→ **PROBLEM STATEMENT**:
Show every line of the data that includes the word "reflect".

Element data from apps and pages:

━━━━━━━━━━━━━━━━━━━━

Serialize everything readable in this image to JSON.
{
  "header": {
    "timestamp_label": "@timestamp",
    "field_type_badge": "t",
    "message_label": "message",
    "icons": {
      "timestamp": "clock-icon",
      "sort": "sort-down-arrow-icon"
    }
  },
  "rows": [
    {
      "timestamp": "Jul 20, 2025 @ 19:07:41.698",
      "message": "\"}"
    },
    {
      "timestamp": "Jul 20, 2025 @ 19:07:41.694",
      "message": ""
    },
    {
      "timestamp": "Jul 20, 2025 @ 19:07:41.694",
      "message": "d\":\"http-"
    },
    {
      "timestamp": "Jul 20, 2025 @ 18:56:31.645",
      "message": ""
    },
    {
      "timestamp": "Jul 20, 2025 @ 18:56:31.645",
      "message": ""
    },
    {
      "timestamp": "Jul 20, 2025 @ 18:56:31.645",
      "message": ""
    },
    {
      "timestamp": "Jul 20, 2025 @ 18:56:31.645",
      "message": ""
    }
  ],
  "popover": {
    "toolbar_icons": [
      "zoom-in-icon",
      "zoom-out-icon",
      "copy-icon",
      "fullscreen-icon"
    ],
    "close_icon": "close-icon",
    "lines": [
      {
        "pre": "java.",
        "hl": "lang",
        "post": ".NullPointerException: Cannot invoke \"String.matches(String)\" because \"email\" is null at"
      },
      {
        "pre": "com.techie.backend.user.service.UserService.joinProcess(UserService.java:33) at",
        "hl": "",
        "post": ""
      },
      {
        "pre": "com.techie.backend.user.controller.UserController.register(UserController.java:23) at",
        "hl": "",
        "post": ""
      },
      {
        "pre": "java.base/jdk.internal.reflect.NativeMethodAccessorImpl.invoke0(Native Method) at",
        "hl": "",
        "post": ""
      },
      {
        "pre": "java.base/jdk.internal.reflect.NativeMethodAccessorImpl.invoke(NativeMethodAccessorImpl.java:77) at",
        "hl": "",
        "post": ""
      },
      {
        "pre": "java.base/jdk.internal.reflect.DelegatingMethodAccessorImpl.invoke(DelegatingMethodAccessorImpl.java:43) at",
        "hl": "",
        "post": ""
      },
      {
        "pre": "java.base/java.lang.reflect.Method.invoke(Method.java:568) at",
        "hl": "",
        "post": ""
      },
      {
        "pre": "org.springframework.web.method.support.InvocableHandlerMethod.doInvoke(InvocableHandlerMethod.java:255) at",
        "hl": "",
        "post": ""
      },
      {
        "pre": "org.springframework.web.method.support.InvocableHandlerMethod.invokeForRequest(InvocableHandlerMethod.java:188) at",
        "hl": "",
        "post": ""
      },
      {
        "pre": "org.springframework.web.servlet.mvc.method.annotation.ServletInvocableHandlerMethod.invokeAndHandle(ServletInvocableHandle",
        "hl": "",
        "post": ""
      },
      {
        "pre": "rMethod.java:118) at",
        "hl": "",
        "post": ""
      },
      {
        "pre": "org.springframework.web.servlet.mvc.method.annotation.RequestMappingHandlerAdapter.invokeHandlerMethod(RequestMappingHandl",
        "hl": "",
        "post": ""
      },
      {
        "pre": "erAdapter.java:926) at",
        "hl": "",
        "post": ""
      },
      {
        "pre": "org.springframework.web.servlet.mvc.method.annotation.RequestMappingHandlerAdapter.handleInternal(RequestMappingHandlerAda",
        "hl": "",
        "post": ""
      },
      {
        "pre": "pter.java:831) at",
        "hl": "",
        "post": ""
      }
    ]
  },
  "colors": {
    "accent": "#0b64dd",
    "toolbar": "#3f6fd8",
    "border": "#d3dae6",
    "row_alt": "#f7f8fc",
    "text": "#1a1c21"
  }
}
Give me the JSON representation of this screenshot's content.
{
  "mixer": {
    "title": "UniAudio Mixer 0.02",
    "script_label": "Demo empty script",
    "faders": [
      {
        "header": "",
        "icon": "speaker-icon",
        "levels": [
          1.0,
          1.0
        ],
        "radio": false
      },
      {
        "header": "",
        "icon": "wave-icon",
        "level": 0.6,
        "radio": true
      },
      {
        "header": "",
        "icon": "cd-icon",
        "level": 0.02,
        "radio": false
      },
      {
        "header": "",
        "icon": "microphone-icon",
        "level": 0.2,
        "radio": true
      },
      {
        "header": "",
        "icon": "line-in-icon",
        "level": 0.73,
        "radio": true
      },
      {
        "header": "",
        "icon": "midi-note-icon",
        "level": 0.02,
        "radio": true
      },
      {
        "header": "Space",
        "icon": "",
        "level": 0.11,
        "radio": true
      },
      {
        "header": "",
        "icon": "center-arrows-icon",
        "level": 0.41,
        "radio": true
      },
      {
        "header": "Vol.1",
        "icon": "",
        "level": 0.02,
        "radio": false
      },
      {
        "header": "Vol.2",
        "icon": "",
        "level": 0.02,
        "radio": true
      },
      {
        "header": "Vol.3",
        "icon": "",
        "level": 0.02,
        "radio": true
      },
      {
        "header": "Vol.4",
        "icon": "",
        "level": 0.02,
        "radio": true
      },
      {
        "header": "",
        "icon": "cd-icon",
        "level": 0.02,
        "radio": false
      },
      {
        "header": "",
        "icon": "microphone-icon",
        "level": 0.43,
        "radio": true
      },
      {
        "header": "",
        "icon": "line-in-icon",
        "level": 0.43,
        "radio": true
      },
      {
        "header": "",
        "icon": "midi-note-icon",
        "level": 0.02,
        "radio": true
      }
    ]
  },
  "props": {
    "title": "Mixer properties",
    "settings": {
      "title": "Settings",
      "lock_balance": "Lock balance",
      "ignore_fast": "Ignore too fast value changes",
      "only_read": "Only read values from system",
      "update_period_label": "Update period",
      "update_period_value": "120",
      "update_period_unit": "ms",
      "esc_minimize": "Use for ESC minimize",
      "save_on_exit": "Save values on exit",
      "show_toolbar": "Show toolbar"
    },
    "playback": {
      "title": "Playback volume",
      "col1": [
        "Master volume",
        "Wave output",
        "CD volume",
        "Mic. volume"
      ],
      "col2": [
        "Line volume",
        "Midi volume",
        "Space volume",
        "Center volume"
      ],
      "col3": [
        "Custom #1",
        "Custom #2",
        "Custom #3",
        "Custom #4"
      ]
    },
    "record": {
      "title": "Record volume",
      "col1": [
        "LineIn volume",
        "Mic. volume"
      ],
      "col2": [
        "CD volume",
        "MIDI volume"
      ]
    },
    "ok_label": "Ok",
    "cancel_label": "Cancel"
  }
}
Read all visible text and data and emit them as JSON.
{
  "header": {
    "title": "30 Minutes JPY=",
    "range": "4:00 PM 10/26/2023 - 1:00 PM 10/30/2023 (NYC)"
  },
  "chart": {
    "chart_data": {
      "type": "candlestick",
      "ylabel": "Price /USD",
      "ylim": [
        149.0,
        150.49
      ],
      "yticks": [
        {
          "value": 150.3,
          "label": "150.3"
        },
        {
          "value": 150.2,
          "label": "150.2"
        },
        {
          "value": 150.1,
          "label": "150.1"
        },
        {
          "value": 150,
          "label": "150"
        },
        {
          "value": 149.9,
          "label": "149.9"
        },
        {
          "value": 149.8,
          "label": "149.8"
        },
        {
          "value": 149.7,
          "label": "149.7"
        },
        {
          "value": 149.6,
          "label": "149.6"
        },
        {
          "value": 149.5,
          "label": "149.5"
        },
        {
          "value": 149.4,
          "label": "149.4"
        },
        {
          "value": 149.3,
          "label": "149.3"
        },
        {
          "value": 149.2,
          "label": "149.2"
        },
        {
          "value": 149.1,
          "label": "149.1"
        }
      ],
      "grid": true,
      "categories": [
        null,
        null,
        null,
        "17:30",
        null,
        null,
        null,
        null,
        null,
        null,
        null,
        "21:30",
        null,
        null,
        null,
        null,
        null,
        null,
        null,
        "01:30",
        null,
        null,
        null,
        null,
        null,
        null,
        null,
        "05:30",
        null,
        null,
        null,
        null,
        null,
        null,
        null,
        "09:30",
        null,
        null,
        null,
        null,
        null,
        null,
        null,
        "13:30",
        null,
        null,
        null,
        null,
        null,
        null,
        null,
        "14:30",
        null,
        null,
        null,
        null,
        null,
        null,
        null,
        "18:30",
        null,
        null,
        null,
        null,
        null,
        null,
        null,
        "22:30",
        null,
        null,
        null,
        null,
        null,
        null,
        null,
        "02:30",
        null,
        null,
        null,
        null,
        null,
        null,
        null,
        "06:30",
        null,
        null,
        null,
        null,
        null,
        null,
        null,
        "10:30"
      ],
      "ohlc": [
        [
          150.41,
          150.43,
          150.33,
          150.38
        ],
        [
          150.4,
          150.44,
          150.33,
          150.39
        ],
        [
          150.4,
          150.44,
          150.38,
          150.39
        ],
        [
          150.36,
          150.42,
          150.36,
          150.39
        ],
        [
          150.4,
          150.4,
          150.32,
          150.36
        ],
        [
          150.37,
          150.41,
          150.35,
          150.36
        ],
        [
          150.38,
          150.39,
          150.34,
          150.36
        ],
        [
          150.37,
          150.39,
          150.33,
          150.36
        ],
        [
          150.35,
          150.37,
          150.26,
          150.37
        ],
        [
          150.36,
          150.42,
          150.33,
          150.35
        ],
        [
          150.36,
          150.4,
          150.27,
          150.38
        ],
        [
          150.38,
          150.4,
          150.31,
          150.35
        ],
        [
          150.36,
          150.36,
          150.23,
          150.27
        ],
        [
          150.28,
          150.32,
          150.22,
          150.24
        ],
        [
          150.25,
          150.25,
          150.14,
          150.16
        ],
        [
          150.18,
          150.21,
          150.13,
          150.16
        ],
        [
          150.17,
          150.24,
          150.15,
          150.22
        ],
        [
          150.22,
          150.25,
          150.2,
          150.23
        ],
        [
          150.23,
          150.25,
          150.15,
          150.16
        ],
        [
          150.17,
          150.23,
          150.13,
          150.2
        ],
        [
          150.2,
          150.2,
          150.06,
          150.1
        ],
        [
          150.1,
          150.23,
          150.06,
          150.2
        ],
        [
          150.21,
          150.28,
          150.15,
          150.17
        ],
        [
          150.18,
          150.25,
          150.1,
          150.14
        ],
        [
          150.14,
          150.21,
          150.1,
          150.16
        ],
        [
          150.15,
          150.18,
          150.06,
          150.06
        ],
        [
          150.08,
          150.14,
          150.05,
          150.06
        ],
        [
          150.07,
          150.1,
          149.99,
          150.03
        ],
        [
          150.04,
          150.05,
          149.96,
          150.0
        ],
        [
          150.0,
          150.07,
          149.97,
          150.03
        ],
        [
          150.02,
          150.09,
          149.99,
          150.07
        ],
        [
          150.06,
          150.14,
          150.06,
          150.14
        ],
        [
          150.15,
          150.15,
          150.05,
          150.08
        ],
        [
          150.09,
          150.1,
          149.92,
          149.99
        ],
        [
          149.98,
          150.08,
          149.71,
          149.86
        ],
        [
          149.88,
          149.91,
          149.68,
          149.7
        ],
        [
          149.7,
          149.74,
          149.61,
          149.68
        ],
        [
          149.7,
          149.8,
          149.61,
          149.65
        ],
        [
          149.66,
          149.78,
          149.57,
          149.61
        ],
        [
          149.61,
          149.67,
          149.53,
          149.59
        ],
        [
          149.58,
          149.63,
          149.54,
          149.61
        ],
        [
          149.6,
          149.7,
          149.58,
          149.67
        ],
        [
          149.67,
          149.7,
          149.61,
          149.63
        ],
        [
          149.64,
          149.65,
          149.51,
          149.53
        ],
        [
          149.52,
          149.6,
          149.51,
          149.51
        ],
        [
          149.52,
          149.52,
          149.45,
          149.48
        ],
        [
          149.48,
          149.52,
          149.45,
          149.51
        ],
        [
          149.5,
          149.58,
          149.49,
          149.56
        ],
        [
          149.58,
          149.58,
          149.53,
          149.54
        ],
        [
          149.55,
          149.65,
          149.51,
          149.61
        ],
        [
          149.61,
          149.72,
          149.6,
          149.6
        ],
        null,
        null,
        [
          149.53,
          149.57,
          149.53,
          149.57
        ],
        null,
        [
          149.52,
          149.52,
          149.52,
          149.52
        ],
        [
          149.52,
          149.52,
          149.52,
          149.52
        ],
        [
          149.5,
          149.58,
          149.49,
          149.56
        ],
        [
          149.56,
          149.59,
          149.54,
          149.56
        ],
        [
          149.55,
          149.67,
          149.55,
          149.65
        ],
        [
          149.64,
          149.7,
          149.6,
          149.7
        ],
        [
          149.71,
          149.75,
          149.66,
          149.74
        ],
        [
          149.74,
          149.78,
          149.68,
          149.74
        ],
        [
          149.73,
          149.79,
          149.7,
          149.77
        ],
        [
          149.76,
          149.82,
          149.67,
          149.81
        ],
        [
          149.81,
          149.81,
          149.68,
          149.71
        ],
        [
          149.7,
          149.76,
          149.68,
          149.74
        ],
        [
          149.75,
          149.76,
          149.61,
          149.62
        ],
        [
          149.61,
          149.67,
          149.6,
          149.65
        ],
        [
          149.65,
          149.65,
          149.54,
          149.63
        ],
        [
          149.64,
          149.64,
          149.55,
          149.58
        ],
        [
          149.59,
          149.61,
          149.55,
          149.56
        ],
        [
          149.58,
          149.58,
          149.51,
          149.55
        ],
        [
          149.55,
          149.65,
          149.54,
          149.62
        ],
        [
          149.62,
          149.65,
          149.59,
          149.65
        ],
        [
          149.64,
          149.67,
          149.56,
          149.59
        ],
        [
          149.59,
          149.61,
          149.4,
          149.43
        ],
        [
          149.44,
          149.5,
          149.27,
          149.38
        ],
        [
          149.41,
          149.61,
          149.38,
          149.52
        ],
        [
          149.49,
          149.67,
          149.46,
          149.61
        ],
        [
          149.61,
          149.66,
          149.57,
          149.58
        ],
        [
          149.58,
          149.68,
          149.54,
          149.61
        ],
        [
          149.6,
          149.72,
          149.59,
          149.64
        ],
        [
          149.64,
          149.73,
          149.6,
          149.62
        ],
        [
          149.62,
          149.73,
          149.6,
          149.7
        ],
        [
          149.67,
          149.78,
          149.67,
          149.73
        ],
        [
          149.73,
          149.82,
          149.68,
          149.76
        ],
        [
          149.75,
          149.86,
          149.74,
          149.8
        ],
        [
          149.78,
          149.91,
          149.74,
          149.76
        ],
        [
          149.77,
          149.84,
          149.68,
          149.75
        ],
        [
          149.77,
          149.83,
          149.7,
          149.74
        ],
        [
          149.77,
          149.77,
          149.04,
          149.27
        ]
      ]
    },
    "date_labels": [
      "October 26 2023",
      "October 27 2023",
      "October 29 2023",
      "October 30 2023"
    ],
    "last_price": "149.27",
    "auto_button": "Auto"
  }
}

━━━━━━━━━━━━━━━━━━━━

→ **THE ANSWER**:
        "pre": "java.base/jdk.internal.reflect.NativeMethodAccessorImpl.invoke0(Native Method) at",
        "pre": "java.base/jdk.internal.reflect.NativeMethodAccessorImpl.invoke(NativeMethodAccessorImpl.java:77) at",
        "pre": "java.base/jdk.internal.reflect.DelegatingMethodAccessorImpl.invoke(DelegatingMethodAccessorImpl.java:43) at",
        "pre": "java.base/java.lang.reflect.Method.invoke(Method.java:568) at",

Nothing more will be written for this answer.